U.S. assistance promotes Egypt's economic development, supports U.S.- Egyptian cooperation, and enhances regional stability. U.S. economic aid stimulates economic growth by funding major projects in electric power generation, telecommunications, housing and transport, and the financing of commodity imports such as raw materials and capital equipment. Power plants built with U.S. assistance generate more electricity than the Aswan High Dam.
Vice President Gore and President Mubarak launched in September 1994 a bilateral partnership for economic growth and development, designed to foster high-level economic policy dialogue between the two governments. The Gore-Mubarak initiative will encourage and facilitate private sector contacts, strengthen technology cooperation, and promote economic growth and development. It will also foster job growth and technological development of Egyptian firms. In addition, it will enhance the environment for the development of the Egyptian private sector and increase the impact of existing U.S. assistance on Egyptian economic growth.
Since 1975, the United States has provided $2.2 billion to improve and expand water and sewage systems in Cairo, Alexandria, and other Egyptian cities. U.S. military cooperation has helped Egypt modernize its armed forces and strengthen regional security and stability. Under FMS programs, the U.S. has provided F-4 jet aircraft, F-16 jet fighters, M- 60A3 and M1A1 tanks, armored personnel carriers, Apache helicopters, antiaircraft missile batteries, aerial surveillance aircraft, and other equipment.
The U.S. and Egypt also participate in combined military exercises, including deployment of U.S. troops to Egypt. Units of the U.S. 6th Fleet are regular visitors to Egyptian ports.
Principal U.S. Officials
Ambassador--Edward S. Walker, Jr.
Deputy Chief of Mission--Edmund J. Hull
Minister-Counselor for Economic Affairs--Russell A. Lamantia
Counselor for Political Affairs--Jeffrey Millington
Counselor for Commercial Affairs--Laron L. Jensen
Counselor for Public Affairs--Marjorie A. Ransom
Counselor for Agricultural Affairs--Franklin D. Lee
Counselor for Administrative Affairs--Warren E. Littrel, Jr.
Consul General--Nick Hahn
Labor Affairs Officer--Barbara Leaf
Director, AID Mission--John Wesley
Defense Attache--Col. Joseph P. Engleheardt, USA
Chief, Office of Military Cooperation--Maj. Gen. Otto Habedanke, USAF

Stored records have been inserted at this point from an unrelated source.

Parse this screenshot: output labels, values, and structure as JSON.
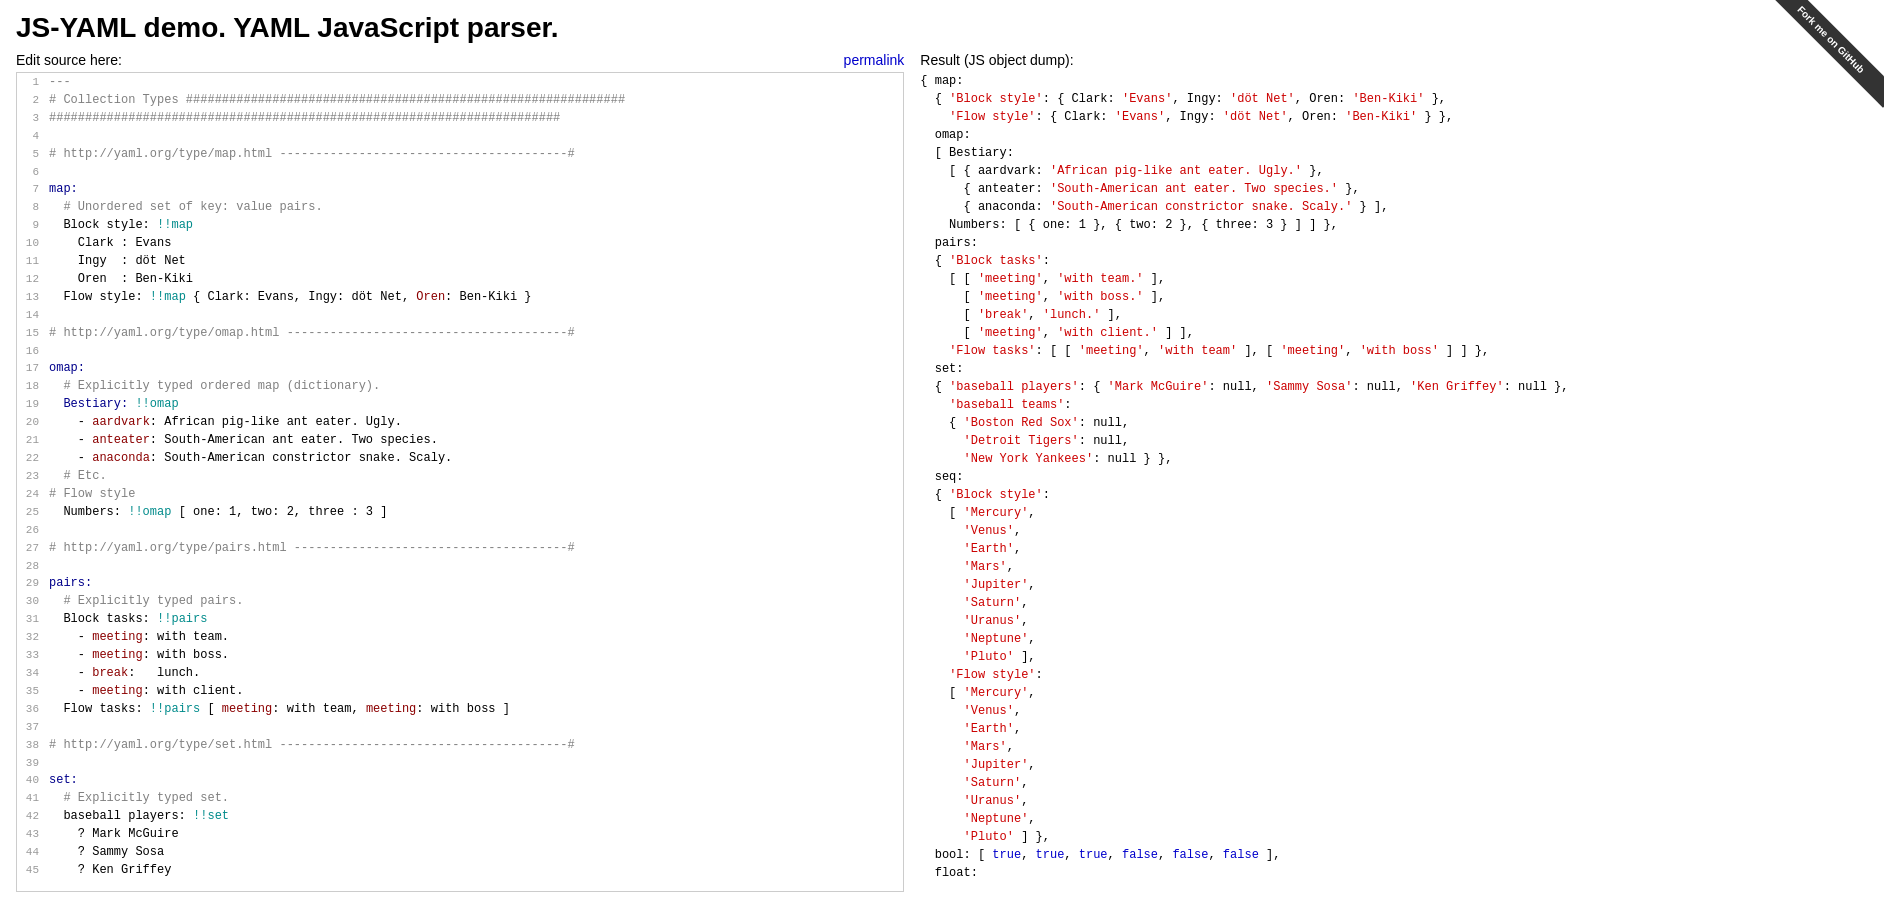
{
  "page": {
    "title": "JS-YAML demo. YAML JavaScript parser.",
    "left_header": "Edit source here:",
    "permalink_label": "permalink",
    "right_header": "Result (JS object dump):",
    "ribbon_text": "Fork me on GitHub"
  },
  "editor": {
    "lines": [
      "---",
      "# Collection Types #####################################################",
      "#######################################################################",
      "",
      "# http://yaml.org/type/map.html ----------------------------------------#",
      "",
      "map:",
      "  # Unordered set of key: value pairs.",
      "  Block style: !!map",
      "    Clark : Evans",
      "    Ingy  : döt Net",
      "    Oren  : Ben-Kiki",
      "  Flow style: !!map { Clark: Evans, Ingy: döt Net, Oren: Ben-Kiki }",
      "",
      "# http://yaml.org/type/omap.html ---------------------------------------#",
      "",
      "omap:",
      "  # Explicitly typed ordered map (dictionary).",
      "  Bestiary: !!omap",
      "    - aardvark: African pig-like ant eater. Ugly.",
      "    - anteater: South-American ant eater. Two species.",
      "    - anaconda: South-American constrictor snake. Scaly.",
      "  # Etc.",
      "# Flow style",
      "  Numbers: !!omap [ one: 1, two: 2, three : 3 ]",
      "",
      "# http://yaml.org/type/pairs.html --------------------------------------#",
      "",
      "pairs:",
      "  # Explicitly typed pairs.",
      "  Block tasks: !!pairs",
      "    - meeting: with team.",
      "    - meeting: with boss.",
      "    - break:   lunch.",
      "    - meeting: with client.",
      "  Flow tasks: !!pairs [ meeting: with team, meeting: with boss ]",
      "",
      "# http://yaml.org/type/set.html ----------------------------------------#",
      "",
      "set:",
      "  # Explicitly typed set.",
      "  baseball players: !!set",
      "    ? Mark McGuire",
      "    ? Sammy Sosa",
      "    ? Ken Griffey"
    ]
  }
}
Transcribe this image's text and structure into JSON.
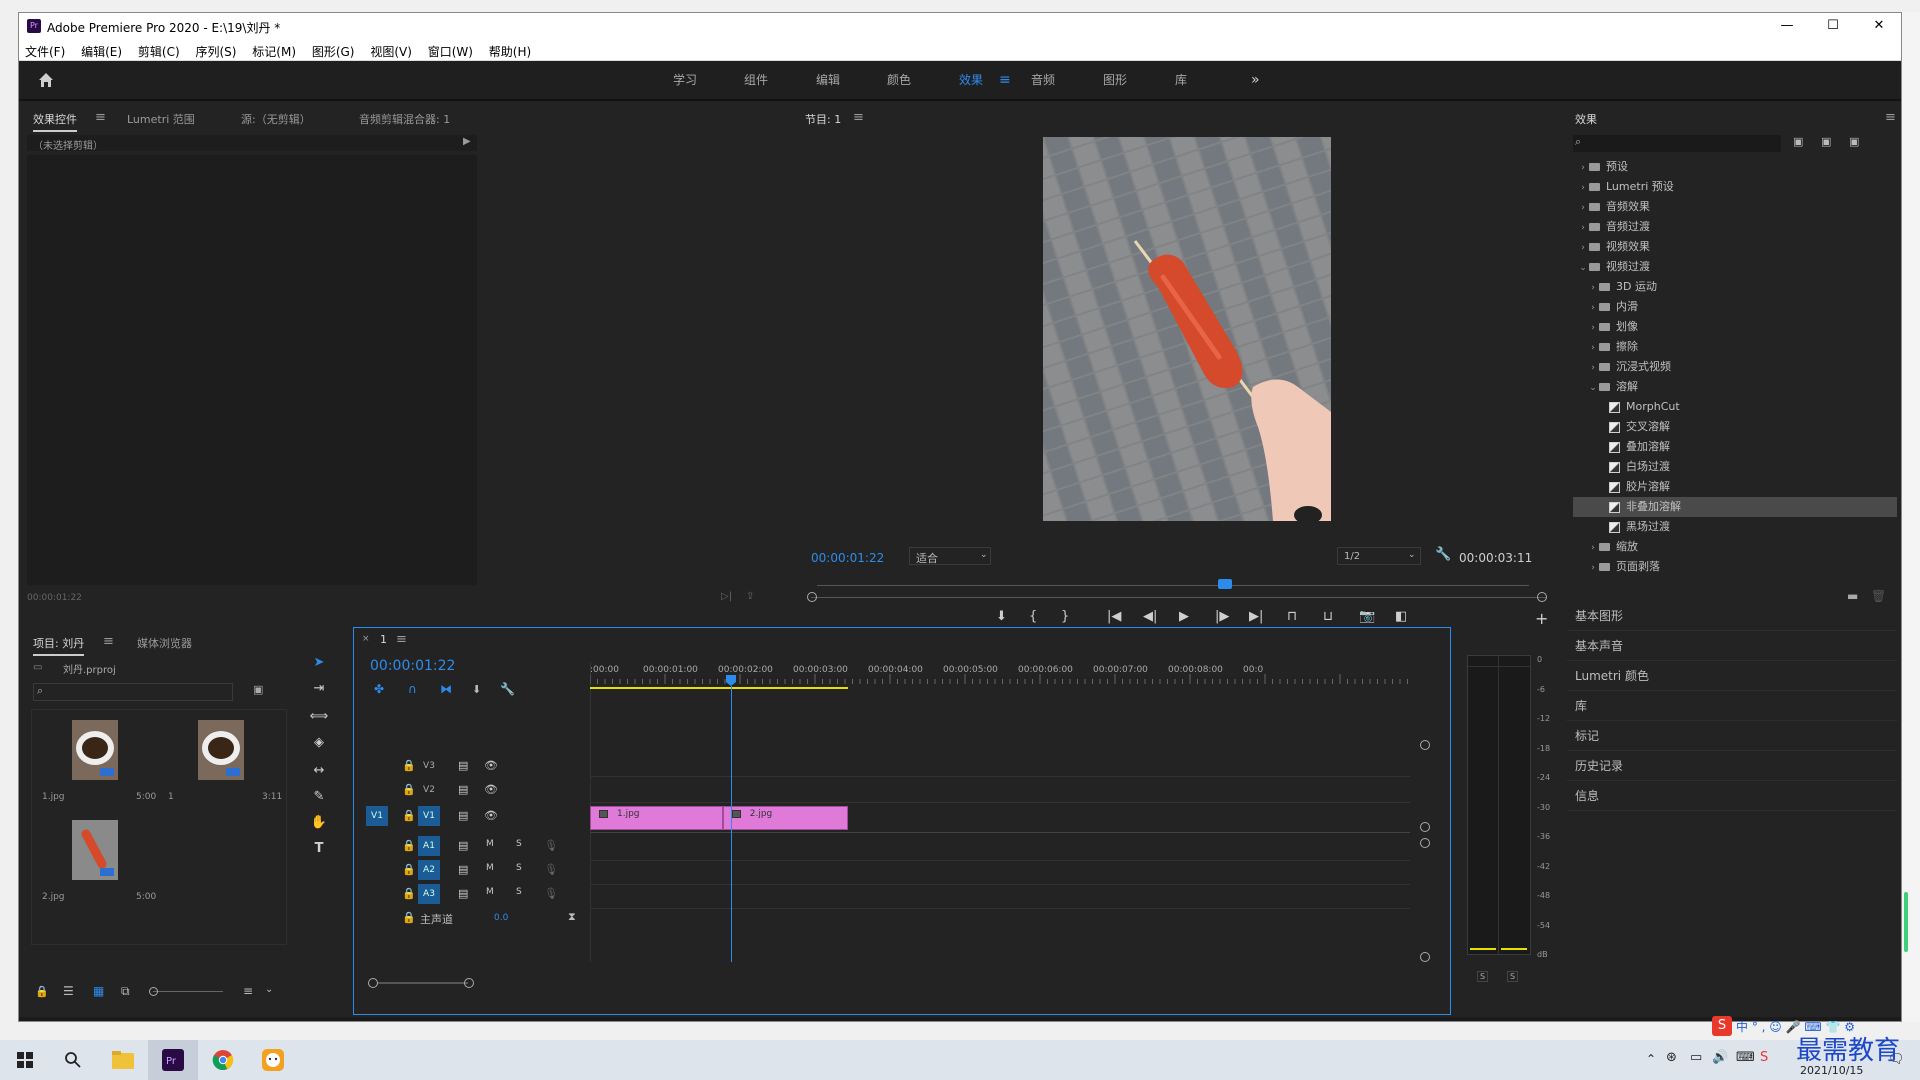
{
  "window": {
    "title": "Adobe Premiere Pro 2020 - E:\\19\\刘丹 *",
    "app_badge": "Pr",
    "controls": {
      "minimize": "—",
      "maximize": "☐",
      "close": "✕"
    }
  },
  "menu": [
    "文件(F)",
    "编辑(E)",
    "剪辑(C)",
    "序列(S)",
    "标记(M)",
    "图形(G)",
    "视图(V)",
    "窗口(W)",
    "帮助(H)"
  ],
  "workspaces": {
    "items": [
      "学习",
      "组件",
      "编辑",
      "颜色",
      "效果",
      "音频",
      "图形",
      "库"
    ],
    "active": "效果",
    "more": "»"
  },
  "effect_controls": {
    "tabs": [
      "效果控件",
      "Lumetri 范围",
      "源:（无剪辑）",
      "音频剪辑混合器: 1"
    ],
    "no_clip": "（未选择剪辑）",
    "timecode": "00:00:01:22"
  },
  "program": {
    "title": "节目: 1",
    "timecode": "00:00:01:22",
    "fit": "适合",
    "resolution": "1/2",
    "duration": "00:00:03:11"
  },
  "effects": {
    "title": "效果",
    "tree": [
      {
        "label": "预设",
        "kind": "folder",
        "depth": 0,
        "open": false
      },
      {
        "label": "Lumetri 预设",
        "kind": "folder",
        "depth": 0,
        "open": false
      },
      {
        "label": "音频效果",
        "kind": "folder",
        "depth": 0,
        "open": false
      },
      {
        "label": "音频过渡",
        "kind": "folder",
        "depth": 0,
        "open": false
      },
      {
        "label": "视频效果",
        "kind": "folder",
        "depth": 0,
        "open": false
      },
      {
        "label": "视频过渡",
        "kind": "folder",
        "depth": 0,
        "open": true
      },
      {
        "label": "3D 运动",
        "kind": "folder",
        "depth": 1,
        "open": false
      },
      {
        "label": "内滑",
        "kind": "folder",
        "depth": 1,
        "open": false
      },
      {
        "label": "划像",
        "kind": "folder",
        "depth": 1,
        "open": false
      },
      {
        "label": "擦除",
        "kind": "folder",
        "depth": 1,
        "open": false
      },
      {
        "label": "沉浸式视频",
        "kind": "folder",
        "depth": 1,
        "open": false
      },
      {
        "label": "溶解",
        "kind": "folder",
        "depth": 1,
        "open": true
      },
      {
        "label": "MorphCut",
        "kind": "effect",
        "depth": 2
      },
      {
        "label": "交叉溶解",
        "kind": "effect",
        "depth": 2
      },
      {
        "label": "叠加溶解",
        "kind": "effect",
        "depth": 2
      },
      {
        "label": "白场过渡",
        "kind": "effect",
        "depth": 2
      },
      {
        "label": "胶片溶解",
        "kind": "effect",
        "depth": 2
      },
      {
        "label": "非叠加溶解",
        "kind": "effect",
        "depth": 2,
        "selected": true
      },
      {
        "label": "黑场过渡",
        "kind": "effect",
        "depth": 2
      },
      {
        "label": "缩放",
        "kind": "folder",
        "depth": 1,
        "open": false
      },
      {
        "label": "页面剥落",
        "kind": "folder",
        "depth": 1,
        "open": false
      }
    ],
    "sections": [
      "基本图形",
      "基本声音",
      "Lumetri 颜色",
      "库",
      "标记",
      "历史记录",
      "信息"
    ]
  },
  "project": {
    "tabs": [
      "项目: 刘丹",
      "媒体浏览器"
    ],
    "file": "刘丹.prproj",
    "items": [
      {
        "name": "1.jpg",
        "dur": "5:00"
      },
      {
        "name": "1",
        "dur": "3:11"
      },
      {
        "name": "2.jpg",
        "dur": "5:00"
      }
    ]
  },
  "timeline": {
    "tab": "1",
    "timecode": "00:00:01:22",
    "ruler": [
      ":00:00",
      "00:00:01:00",
      "00:00:02:00",
      "00:00:03:00",
      "00:00:04:00",
      "00:00:05:00",
      "00:00:06:00",
      "00:00:07:00",
      "00:00:08:00",
      "00:0"
    ],
    "video_tracks": [
      "V3",
      "V2",
      "V1"
    ],
    "audio_tracks": [
      "A1",
      "A2",
      "A3"
    ],
    "source_patch": "V1",
    "master": {
      "label": "主声道",
      "value": "0.0"
    },
    "clips": [
      {
        "name": "1.jpg",
        "start": 0,
        "end": 1.77
      },
      {
        "name": "2.jpg",
        "start": 1.77,
        "end": 3.44
      }
    ],
    "playhead": 1.88,
    "track_btn": {
      "mute": "M",
      "solo": "S"
    }
  },
  "meter": {
    "labels": [
      "0",
      "-6",
      "-12",
      "-18",
      "-24",
      "-30",
      "-36",
      "-42",
      "-48",
      "-54",
      "dB"
    ],
    "solo": [
      "S",
      "S"
    ]
  },
  "taskbar": {
    "clock_date": "2021/10/15",
    "watermark": "最需教育",
    "tray": "中 ° , ☺ 🎤 ⌨ 👕 ⚙"
  },
  "colors": {
    "accent": "#2d8ceb",
    "clip": "#e07ad8",
    "panel": "#232323",
    "work_area": "#e8e000"
  }
}
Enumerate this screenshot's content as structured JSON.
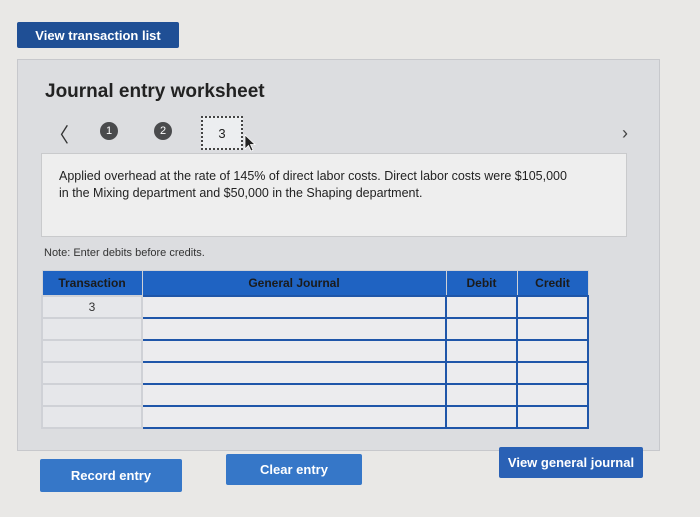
{
  "top": {
    "view_transaction_list": "View transaction list"
  },
  "worksheet": {
    "title": "Journal entry worksheet",
    "steps": [
      "1",
      "2",
      "3"
    ],
    "current_step": "3",
    "prev_icon": "chevron-left-icon",
    "next_icon": "chevron-right-icon",
    "description": "Applied overhead at the rate of 145% of direct labor costs. Direct labor costs were $105,000 in the Mixing department and $50,000 in the Shaping department.",
    "note": "Note: Enter debits before credits."
  },
  "table": {
    "headers": {
      "transaction": "Transaction",
      "general_journal": "General Journal",
      "debit": "Debit",
      "credit": "Credit"
    },
    "rows": [
      {
        "transaction": "3",
        "account": "",
        "debit": "",
        "credit": ""
      },
      {
        "transaction": "",
        "account": "",
        "debit": "",
        "credit": ""
      },
      {
        "transaction": "",
        "account": "",
        "debit": "",
        "credit": ""
      },
      {
        "transaction": "",
        "account": "",
        "debit": "",
        "credit": ""
      },
      {
        "transaction": "",
        "account": "",
        "debit": "",
        "credit": ""
      },
      {
        "transaction": "",
        "account": "",
        "debit": "",
        "credit": ""
      }
    ]
  },
  "buttons": {
    "record_entry": "Record entry",
    "clear_entry": "Clear entry",
    "view_general_journal": "View general journal"
  },
  "colors": {
    "accent": "#2f6cc0",
    "header": "#1f63c2"
  }
}
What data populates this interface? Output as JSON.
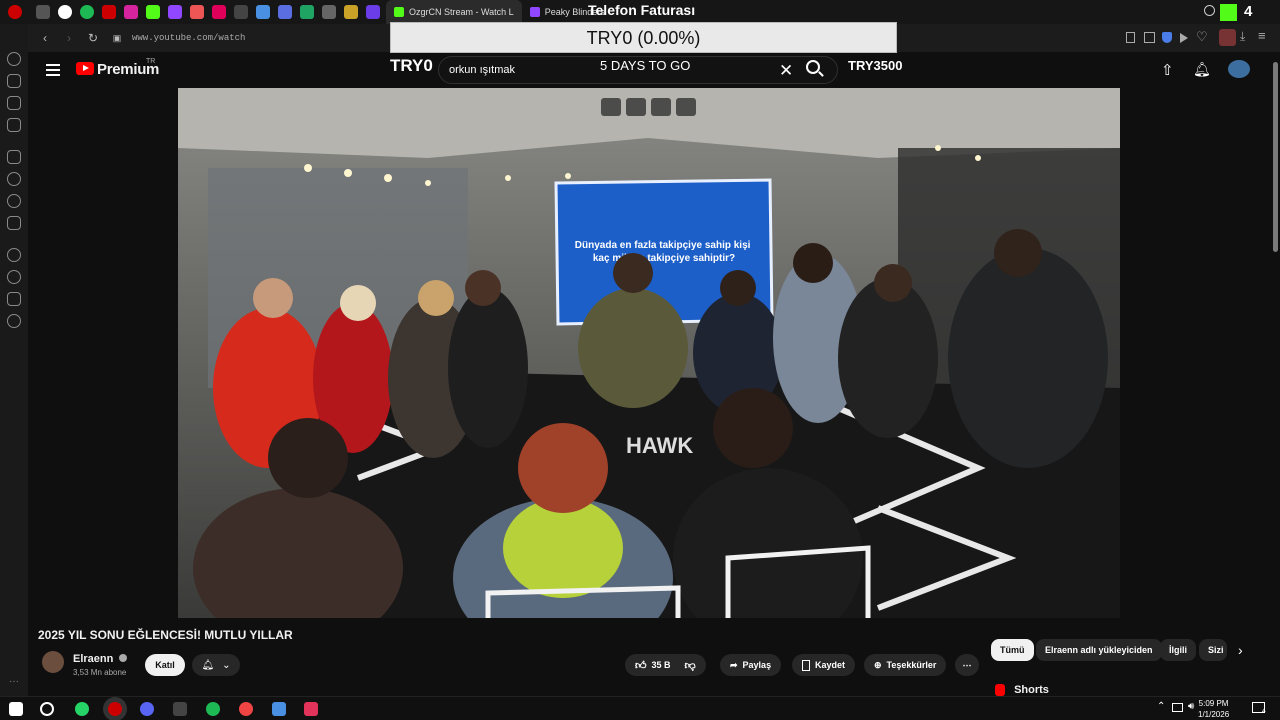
{
  "tabs": {
    "stream_tab": "OzgrCN Stream - Watch L",
    "peaky_tab": "Peaky Blinders"
  },
  "address_bar": {
    "url": "www.youtube.com/watch"
  },
  "youtube_header": {
    "logo_text": "Premium",
    "region": "TR",
    "search_query": "orkun ışıtmak"
  },
  "overlay": {
    "title": "Telefon Faturası",
    "box_text": "TRY0 (0.00%)",
    "left_amount": "TRY0",
    "countdown": "5 DAYS TO GO",
    "goal": "TRY3500"
  },
  "video": {
    "title": "2025 YIL SONU EĞLENCESİ! MUTLU YILLAR",
    "screen_text": "Dünyada en fazla takipçiye sahip kişi kaç milyon takipçiye sahiptir?"
  },
  "channel": {
    "name": "Elraenn",
    "subscribers": "3,53 Mn abone",
    "join_label": "Katıl"
  },
  "actions": {
    "like_count": "35 B",
    "share_label": "Paylaş",
    "save_label": "Kaydet",
    "thanks_label": "Teşekkürler"
  },
  "chips": [
    "Tümü",
    "Elraenn adlı yükleyiciden",
    "İlgili",
    "Sizi"
  ],
  "shorts_label": "Shorts",
  "taskbar": {
    "time": "5:09 PM",
    "date": "1/1/2026",
    "notif_count": "4"
  },
  "colors": {
    "yt_red": "#ff0000",
    "bg": "#0f0f0f",
    "chip_bg": "#272727"
  }
}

The U.S. embassy in Cairo is located on Lazoughli Street, Garden City, near downtown Cairo. The mailing address for the embassy from the U.S. is American Embassy, APO AE 09839-4900; from Egypt, it is 8 Sharia Kamal El-Din Salah, Garden City, Cairo. The telephone number is (20) (2)355- 7371; fax (20) (2)355-7375; telex 93773 Amemb UN. The embassy is closed on all U.S. federal holidays and some Egyptian holidays.